It’s scary, isn’t it?
You’ve just been involved in a car wreck. Your heart is pounding. Your life is flashing before your eyes. You check yourself over. Nothing appears to be broken, and you’re not bleeding. Now what?
This is where most people let their emotions get the better of them. Don’t freak out and do these 5 unusually stupid things.
Driving Off After An Accident
Almost every state has a Vehicle Code or Transportation Code. If they do not, then it will be codified in the state’s “penal code.” Either way, leaving the scene of an accident is considered a “hit and run,” and is a misdemeanor or felony.
Insurance companies don’t look too kindly on the practice, either. Your insurance rates will skyrocket, you may not be able to afford coverage, and the state may revoke your driving privileges.
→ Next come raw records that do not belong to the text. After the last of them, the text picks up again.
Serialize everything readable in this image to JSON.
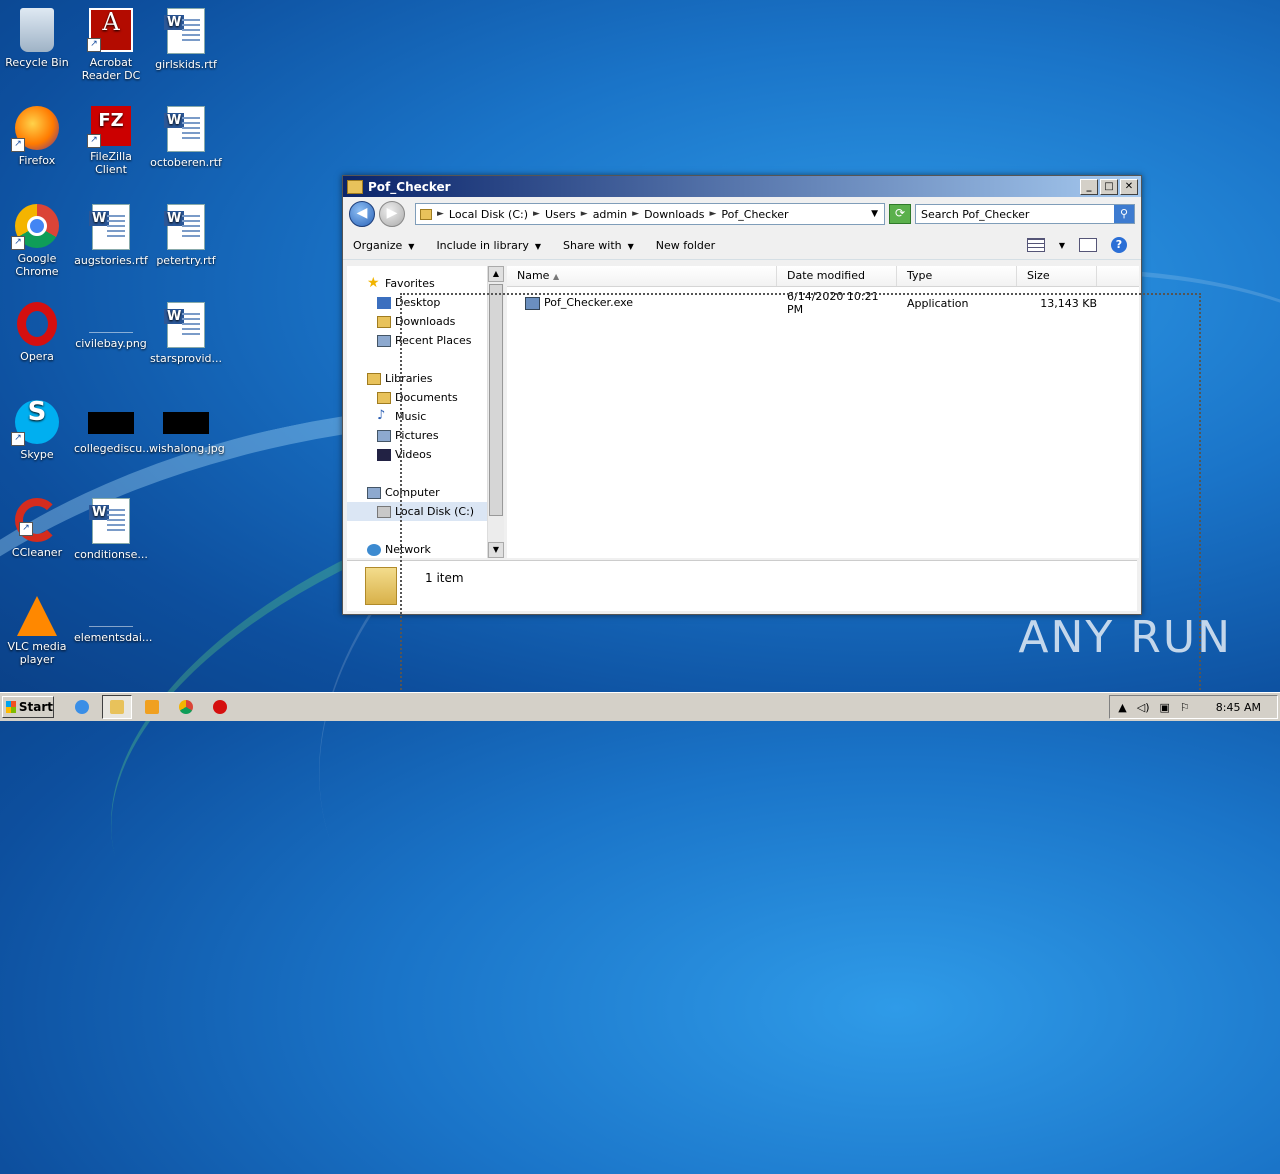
{
  "desktop": {
    "icons": [
      {
        "label": "Recycle Bin",
        "icon": "recycle-bin-icon"
      },
      {
        "label": "Acrobat Reader DC",
        "icon": "acrobat-icon"
      },
      {
        "label": "girlskids.rtf",
        "icon": "word-doc-icon"
      },
      {
        "label": "Firefox",
        "icon": "firefox-icon"
      },
      {
        "label": "FileZilla Client",
        "icon": "filezilla-icon"
      },
      {
        "label": "octoberen.rtf",
        "icon": "word-doc-icon"
      },
      {
        "label": "Google Chrome",
        "icon": "chrome-icon"
      },
      {
        "label": "augstories.rtf",
        "icon": "word-doc-icon"
      },
      {
        "label": "petertry.rtf",
        "icon": "word-doc-icon"
      },
      {
        "label": "Opera",
        "icon": "opera-icon"
      },
      {
        "label": "civilebay.png",
        "icon": "image-file-icon"
      },
      {
        "label": "starsprovid...",
        "icon": "word-doc-icon"
      },
      {
        "label": "Skype",
        "icon": "skype-icon"
      },
      {
        "label": "collegediscu...",
        "icon": "image-file-icon"
      },
      {
        "label": "wishalong.jpg",
        "icon": "image-file-icon"
      },
      {
        "label": "CCleaner",
        "icon": "ccleaner-icon"
      },
      {
        "label": "conditionse...",
        "icon": "word-doc-icon"
      },
      {
        "label": "VLC media player",
        "icon": "vlc-icon"
      },
      {
        "label": "elementsdai...",
        "icon": "image-file-icon"
      }
    ]
  },
  "window": {
    "title": "Pof_Checker",
    "controls": {
      "minimize": "_",
      "maximize": "□",
      "close": "✕"
    },
    "breadcrumb": [
      "Local Disk (C:)",
      "Users",
      "admin",
      "Downloads",
      "Pof_Checker"
    ],
    "search_placeholder": "Search Pof_Checker",
    "commands": [
      "Organize",
      "Include in library",
      "Share with",
      "New folder"
    ],
    "nav": {
      "favorites": "Favorites",
      "favorites_items": [
        "Desktop",
        "Downloads",
        "Recent Places"
      ],
      "libraries": "Libraries",
      "libraries_items": [
        "Documents",
        "Music",
        "Pictures",
        "Videos"
      ],
      "computer": "Computer",
      "computer_items": [
        "Local Disk (C:)"
      ],
      "network": "Network"
    },
    "columns": [
      "Name",
      "Date modified",
      "Type",
      "Size"
    ],
    "files": [
      {
        "name": "Pof_Checker.exe",
        "date": "6/14/2020 10:21 PM",
        "type": "Application",
        "size": "13,143 KB"
      }
    ],
    "item_count": "1 item"
  },
  "watermark": "ANY RUN",
  "taskbar": {
    "start_label": "Start",
    "time": "8:45 AM"
  }
}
In short, even if you don’t have ill intentions, you should absolutely NEVER drive off after a car accident.
Be VERY Careful If You Decide To “Protect” The Accident Scene
You may actually be erasing key evidence if a crime has been committed. Let the police do the detective work. You hang back and protect yourself. Also, insurance companies need to know the details of the accident, so you don’t want to change or alter anything on your vehicle before an adjuster has had a chance to look at it.
Finally, this is for your own safety. If you try to block off the scene on a busy road, you may put yourself in more danger. Get in your vehicle, if it is safe, and wait for help. If it’s not safe, move to a safe location away from your vehicle and call for emergency service.
Never, Ever Say “I’m Sorry” After An Accident
When you admit guilt, you are setting yourself up to take legal responsibility. Never do this without a lawyer present. If the other driver gets a confession from you, you might unwittingly give up all future rights in any lawsuit or insurance case against you. Even in cases where it may be obvious you were at fault, you should never admit to any wrongdoing after you have had a car accident. The laws are very clear about how you do not need to self incriminate yourself, so don’t!
Avoid Negotiating With The Other Driver At The Scene
Some drivers are tempted to negotiate directly with the other person involved in the accident, for fear their insurance rates will increase if they go through their insurance company. Usually, negotiating is a bad idea. You can’t be sure the other person is honest. If they hand you a check, it may not be good. If they offer cash, you don’t know where it came from.
People tend to avoid going through their insurer when there is something to hide. Keep things on the up and up, and you won’t have any legal problems later.
Forgetting To Document Everything Can Be Costly
Most people know to take pictures of damage to both vehicles. However, what you might forget to do is write down everything about the scene. It seems like overkill, but your memory will fade fast. By the time police arrive, you’ll have completely forgotten some of the finer details — details important to the accident.
For example, the police will want to know who was driving, which direction each driver was going, where you were going, and so on. They will also want to know the circumstances of the accident to determine fault. You will also want to file a police report and get the officer’s name and badge number.
Your insurance adjuster will also want to know all about the accident in vivid detail.
You should write down the VIN number for the other vehicle, the make, model, and year of the vehicle, and its color. If you can get driver information, do it. Take down the driver’s name, driver’s license number, and at least get the name of the other person’s insurance.
Getting the tag information lets you track down someone if they flee the scene before the police arrive.
Take pictures of the accident from several angles. The goal is to get pictures of the damage in context. This means anyone looking at the photos should have an idea of the size, scale, and extent of the damage.
If you’re injured, and EMT arrives, make sure you get a copy of all medical records related to the accident and your injuries before you leave the hospital.
Being in a car accident is scary, and it’s easy to slip up and make mistakes at the scene. That’s why you should keep a checklist of things to do in the event of an accident right in the car with you at all times. Shove it in the glovebox. That way, if you’re in an accident, you don’t have to think. You just do.
Get Your Driving Record By Name & Address
- OR -
Get Your Driving Record By License Plate #